Required work:
I would like you to output every record below exactly, apart from the pictures.

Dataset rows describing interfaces
★ ★ ★ ★ ★ ★ ★
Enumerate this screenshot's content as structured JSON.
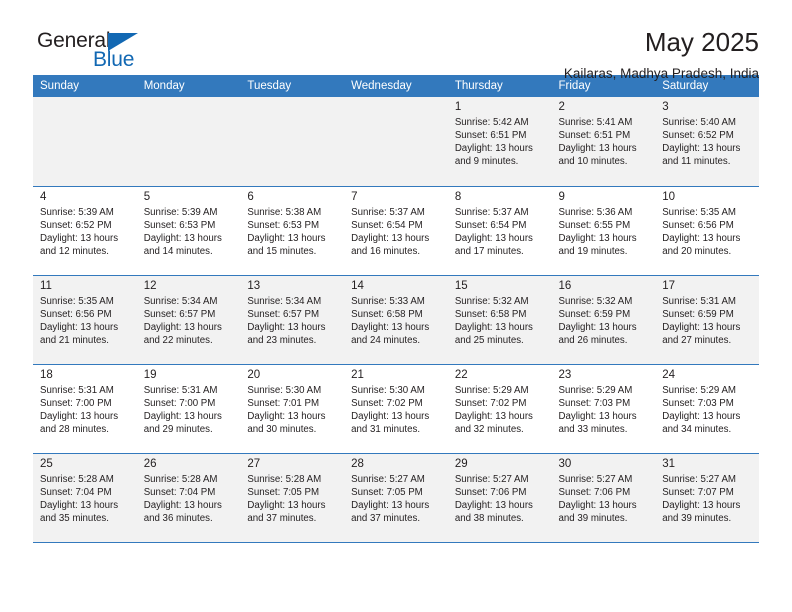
{
  "brand": {
    "name_top": "General",
    "name_bottom": "Blue",
    "triangle_color": "#1268b3",
    "text_color": "#231f20"
  },
  "header": {
    "month_title": "May 2025",
    "location": "Kailaras, Madhya Pradesh, India"
  },
  "theme": {
    "header_row_bg": "#3379bd",
    "header_row_text": "#ffffff",
    "row_shade_bg": "#f2f2f2",
    "grid_line": "#3379bd",
    "body_text": "#231f20"
  },
  "calendar": {
    "columns": [
      "Sunday",
      "Monday",
      "Tuesday",
      "Wednesday",
      "Thursday",
      "Friday",
      "Saturday"
    ],
    "weeks": [
      {
        "shaded": true,
        "days": [
          {
            "day": "",
            "detail": ""
          },
          {
            "day": "",
            "detail": ""
          },
          {
            "day": "",
            "detail": ""
          },
          {
            "day": "",
            "detail": ""
          },
          {
            "day": "1",
            "detail": "Sunrise: 5:42 AM\nSunset: 6:51 PM\nDaylight: 13 hours\nand 9 minutes."
          },
          {
            "day": "2",
            "detail": "Sunrise: 5:41 AM\nSunset: 6:51 PM\nDaylight: 13 hours\nand 10 minutes."
          },
          {
            "day": "3",
            "detail": "Sunrise: 5:40 AM\nSunset: 6:52 PM\nDaylight: 13 hours\nand 11 minutes."
          }
        ]
      },
      {
        "shaded": false,
        "days": [
          {
            "day": "4",
            "detail": "Sunrise: 5:39 AM\nSunset: 6:52 PM\nDaylight: 13 hours\nand 12 minutes."
          },
          {
            "day": "5",
            "detail": "Sunrise: 5:39 AM\nSunset: 6:53 PM\nDaylight: 13 hours\nand 14 minutes."
          },
          {
            "day": "6",
            "detail": "Sunrise: 5:38 AM\nSunset: 6:53 PM\nDaylight: 13 hours\nand 15 minutes."
          },
          {
            "day": "7",
            "detail": "Sunrise: 5:37 AM\nSunset: 6:54 PM\nDaylight: 13 hours\nand 16 minutes."
          },
          {
            "day": "8",
            "detail": "Sunrise: 5:37 AM\nSunset: 6:54 PM\nDaylight: 13 hours\nand 17 minutes."
          },
          {
            "day": "9",
            "detail": "Sunrise: 5:36 AM\nSunset: 6:55 PM\nDaylight: 13 hours\nand 19 minutes."
          },
          {
            "day": "10",
            "detail": "Sunrise: 5:35 AM\nSunset: 6:56 PM\nDaylight: 13 hours\nand 20 minutes."
          }
        ]
      },
      {
        "shaded": true,
        "days": [
          {
            "day": "11",
            "detail": "Sunrise: 5:35 AM\nSunset: 6:56 PM\nDaylight: 13 hours\nand 21 minutes."
          },
          {
            "day": "12",
            "detail": "Sunrise: 5:34 AM\nSunset: 6:57 PM\nDaylight: 13 hours\nand 22 minutes."
          },
          {
            "day": "13",
            "detail": "Sunrise: 5:34 AM\nSunset: 6:57 PM\nDaylight: 13 hours\nand 23 minutes."
          },
          {
            "day": "14",
            "detail": "Sunrise: 5:33 AM\nSunset: 6:58 PM\nDaylight: 13 hours\nand 24 minutes."
          },
          {
            "day": "15",
            "detail": "Sunrise: 5:32 AM\nSunset: 6:58 PM\nDaylight: 13 hours\nand 25 minutes."
          },
          {
            "day": "16",
            "detail": "Sunrise: 5:32 AM\nSunset: 6:59 PM\nDaylight: 13 hours\nand 26 minutes."
          },
          {
            "day": "17",
            "detail": "Sunrise: 5:31 AM\nSunset: 6:59 PM\nDaylight: 13 hours\nand 27 minutes."
          }
        ]
      },
      {
        "shaded": false,
        "days": [
          {
            "day": "18",
            "detail": "Sunrise: 5:31 AM\nSunset: 7:00 PM\nDaylight: 13 hours\nand 28 minutes."
          },
          {
            "day": "19",
            "detail": "Sunrise: 5:31 AM\nSunset: 7:00 PM\nDaylight: 13 hours\nand 29 minutes."
          },
          {
            "day": "20",
            "detail": "Sunrise: 5:30 AM\nSunset: 7:01 PM\nDaylight: 13 hours\nand 30 minutes."
          },
          {
            "day": "21",
            "detail": "Sunrise: 5:30 AM\nSunset: 7:02 PM\nDaylight: 13 hours\nand 31 minutes."
          },
          {
            "day": "22",
            "detail": "Sunrise: 5:29 AM\nSunset: 7:02 PM\nDaylight: 13 hours\nand 32 minutes."
          },
          {
            "day": "23",
            "detail": "Sunrise: 5:29 AM\nSunset: 7:03 PM\nDaylight: 13 hours\nand 33 minutes."
          },
          {
            "day": "24",
            "detail": "Sunrise: 5:29 AM\nSunset: 7:03 PM\nDaylight: 13 hours\nand 34 minutes."
          }
        ]
      },
      {
        "shaded": true,
        "days": [
          {
            "day": "25",
            "detail": "Sunrise: 5:28 AM\nSunset: 7:04 PM\nDaylight: 13 hours\nand 35 minutes."
          },
          {
            "day": "26",
            "detail": "Sunrise: 5:28 AM\nSunset: 7:04 PM\nDaylight: 13 hours\nand 36 minutes."
          },
          {
            "day": "27",
            "detail": "Sunrise: 5:28 AM\nSunset: 7:05 PM\nDaylight: 13 hours\nand 37 minutes."
          },
          {
            "day": "28",
            "detail": "Sunrise: 5:27 AM\nSunset: 7:05 PM\nDaylight: 13 hours\nand 37 minutes."
          },
          {
            "day": "29",
            "detail": "Sunrise: 5:27 AM\nSunset: 7:06 PM\nDaylight: 13 hours\nand 38 minutes."
          },
          {
            "day": "30",
            "detail": "Sunrise: 5:27 AM\nSunset: 7:06 PM\nDaylight: 13 hours\nand 39 minutes."
          },
          {
            "day": "31",
            "detail": "Sunrise: 5:27 AM\nSunset: 7:07 PM\nDaylight: 13 hours\nand 39 minutes."
          }
        ]
      }
    ]
  }
}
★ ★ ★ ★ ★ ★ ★
Answer section:
Enumerate this screenshot's content as structured JSON.
{
  "brand": {
    "name_top": "General",
    "name_bottom": "Blue",
    "triangle_color": "#1268b3",
    "text_color": "#231f20"
  },
  "header": {
    "month_title": "May 2025",
    "location": "Kailaras, Madhya Pradesh, India"
  },
  "theme": {
    "header_row_bg": "#3379bd",
    "header_row_text": "#ffffff",
    "row_shade_bg": "#f2f2f2",
    "grid_line": "#3379bd",
    "body_text": "#231f20"
  },
  "calendar": {
    "columns": [
      "Sunday",
      "Monday",
      "Tuesday",
      "Wednesday",
      "Thursday",
      "Friday",
      "Saturday"
    ],
    "weeks": [
      {
        "shaded": true,
        "days": [
          {
            "day": "",
            "detail": ""
          },
          {
            "day": "",
            "detail": ""
          },
          {
            "day": "",
            "detail": ""
          },
          {
            "day": "",
            "detail": ""
          },
          {
            "day": "1",
            "detail": "Sunrise: 5:42 AM\nSunset: 6:51 PM\nDaylight: 13 hours\nand 9 minutes."
          },
          {
            "day": "2",
            "detail": "Sunrise: 5:41 AM\nSunset: 6:51 PM\nDaylight: 13 hours\nand 10 minutes."
          },
          {
            "day": "3",
            "detail": "Sunrise: 5:40 AM\nSunset: 6:52 PM\nDaylight: 13 hours\nand 11 minutes."
          }
        ]
      },
      {
        "shaded": false,
        "days": [
          {
            "day": "4",
            "detail": "Sunrise: 5:39 AM\nSunset: 6:52 PM\nDaylight: 13 hours\nand 12 minutes."
          },
          {
            "day": "5",
            "detail": "Sunrise: 5:39 AM\nSunset: 6:53 PM\nDaylight: 13 hours\nand 14 minutes."
          },
          {
            "day": "6",
            "detail": "Sunrise: 5:38 AM\nSunset: 6:53 PM\nDaylight: 13 hours\nand 15 minutes."
          },
          {
            "day": "7",
            "detail": "Sunrise: 5:37 AM\nSunset: 6:54 PM\nDaylight: 13 hours\nand 16 minutes."
          },
          {
            "day": "8",
            "detail": "Sunrise: 5:37 AM\nSunset: 6:54 PM\nDaylight: 13 hours\nand 17 minutes."
          },
          {
            "day": "9",
            "detail": "Sunrise: 5:36 AM\nSunset: 6:55 PM\nDaylight: 13 hours\nand 19 minutes."
          },
          {
            "day": "10",
            "detail": "Sunrise: 5:35 AM\nSunset: 6:56 PM\nDaylight: 13 hours\nand 20 minutes."
          }
        ]
      },
      {
        "shaded": true,
        "days": [
          {
            "day": "11",
            "detail": "Sunrise: 5:35 AM\nSunset: 6:56 PM\nDaylight: 13 hours\nand 21 minutes."
          },
          {
            "day": "12",
            "detail": "Sunrise: 5:34 AM\nSunset: 6:57 PM\nDaylight: 13 hours\nand 22 minutes."
          },
          {
            "day": "13",
            "detail": "Sunrise: 5:34 AM\nSunset: 6:57 PM\nDaylight: 13 hours\nand 23 minutes."
          },
          {
            "day": "14",
            "detail": "Sunrise: 5:33 AM\nSunset: 6:58 PM\nDaylight: 13 hours\nand 24 minutes."
          },
          {
            "day": "15",
            "detail": "Sunrise: 5:32 AM\nSunset: 6:58 PM\nDaylight: 13 hours\nand 25 minutes."
          },
          {
            "day": "16",
            "detail": "Sunrise: 5:32 AM\nSunset: 6:59 PM\nDaylight: 13 hours\nand 26 minutes."
          },
          {
            "day": "17",
            "detail": "Sunrise: 5:31 AM\nSunset: 6:59 PM\nDaylight: 13 hours\nand 27 minutes."
          }
        ]
      },
      {
        "shaded": false,
        "days": [
          {
            "day": "18",
            "detail": "Sunrise: 5:31 AM\nSunset: 7:00 PM\nDaylight: 13 hours\nand 28 minutes."
          },
          {
            "day": "19",
            "detail": "Sunrise: 5:31 AM\nSunset: 7:00 PM\nDaylight: 13 hours\nand 29 minutes."
          },
          {
            "day": "20",
            "detail": "Sunrise: 5:30 AM\nSunset: 7:01 PM\nDaylight: 13 hours\nand 30 minutes."
          },
          {
            "day": "21",
            "detail": "Sunrise: 5:30 AM\nSunset: 7:02 PM\nDaylight: 13 hours\nand 31 minutes."
          },
          {
            "day": "22",
            "detail": "Sunrise: 5:29 AM\nSunset: 7:02 PM\nDaylight: 13 hours\nand 32 minutes."
          },
          {
            "day": "23",
            "detail": "Sunrise: 5:29 AM\nSunset: 7:03 PM\nDaylight: 13 hours\nand 33 minutes."
          },
          {
            "day": "24",
            "detail": "Sunrise: 5:29 AM\nSunset: 7:03 PM\nDaylight: 13 hours\nand 34 minutes."
          }
        ]
      },
      {
        "shaded": true,
        "days": [
          {
            "day": "25",
            "detail": "Sunrise: 5:28 AM\nSunset: 7:04 PM\nDaylight: 13 hours\nand 35 minutes."
          },
          {
            "day": "26",
            "detail": "Sunrise: 5:28 AM\nSunset: 7:04 PM\nDaylight: 13 hours\nand 36 minutes."
          },
          {
            "day": "27",
            "detail": "Sunrise: 5:28 AM\nSunset: 7:05 PM\nDaylight: 13 hours\nand 37 minutes."
          },
          {
            "day": "28",
            "detail": "Sunrise: 5:27 AM\nSunset: 7:05 PM\nDaylight: 13 hours\nand 37 minutes."
          },
          {
            "day": "29",
            "detail": "Sunrise: 5:27 AM\nSunset: 7:06 PM\nDaylight: 13 hours\nand 38 minutes."
          },
          {
            "day": "30",
            "detail": "Sunrise: 5:27 AM\nSunset: 7:06 PM\nDaylight: 13 hours\nand 39 minutes."
          },
          {
            "day": "31",
            "detail": "Sunrise: 5:27 AM\nSunset: 7:07 PM\nDaylight: 13 hours\nand 39 minutes."
          }
        ]
      }
    ]
  }
}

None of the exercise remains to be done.